[Items from an interface collection]
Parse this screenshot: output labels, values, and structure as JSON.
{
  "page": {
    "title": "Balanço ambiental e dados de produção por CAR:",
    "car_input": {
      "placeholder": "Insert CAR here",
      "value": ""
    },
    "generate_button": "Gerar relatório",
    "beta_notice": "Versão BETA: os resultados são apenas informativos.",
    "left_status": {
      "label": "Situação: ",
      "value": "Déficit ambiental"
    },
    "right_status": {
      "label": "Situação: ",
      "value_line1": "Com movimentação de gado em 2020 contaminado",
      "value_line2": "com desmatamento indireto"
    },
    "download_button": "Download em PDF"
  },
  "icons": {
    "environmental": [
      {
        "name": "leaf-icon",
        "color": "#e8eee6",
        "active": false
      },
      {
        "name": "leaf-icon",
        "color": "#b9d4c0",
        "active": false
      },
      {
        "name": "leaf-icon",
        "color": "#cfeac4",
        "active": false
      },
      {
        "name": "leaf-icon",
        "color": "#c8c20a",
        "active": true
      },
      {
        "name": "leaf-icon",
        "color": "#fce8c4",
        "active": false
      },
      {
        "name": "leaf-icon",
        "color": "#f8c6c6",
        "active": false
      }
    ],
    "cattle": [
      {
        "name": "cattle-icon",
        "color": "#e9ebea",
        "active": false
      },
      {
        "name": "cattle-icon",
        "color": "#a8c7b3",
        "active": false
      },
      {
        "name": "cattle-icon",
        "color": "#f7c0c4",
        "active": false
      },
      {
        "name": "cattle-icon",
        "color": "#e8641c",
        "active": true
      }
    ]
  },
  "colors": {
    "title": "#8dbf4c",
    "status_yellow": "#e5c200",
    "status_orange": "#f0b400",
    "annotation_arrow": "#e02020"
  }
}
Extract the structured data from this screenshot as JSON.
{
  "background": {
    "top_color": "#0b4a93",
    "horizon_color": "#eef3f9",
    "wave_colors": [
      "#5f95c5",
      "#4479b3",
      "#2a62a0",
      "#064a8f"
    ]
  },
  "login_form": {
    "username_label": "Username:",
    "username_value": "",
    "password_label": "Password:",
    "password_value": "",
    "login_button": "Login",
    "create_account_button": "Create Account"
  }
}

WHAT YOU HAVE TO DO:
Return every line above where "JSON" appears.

OUTPUT:
Parse this screenshot: output labels, values, and structure as JSON.
Extract the structured data from this screenshot as JSON.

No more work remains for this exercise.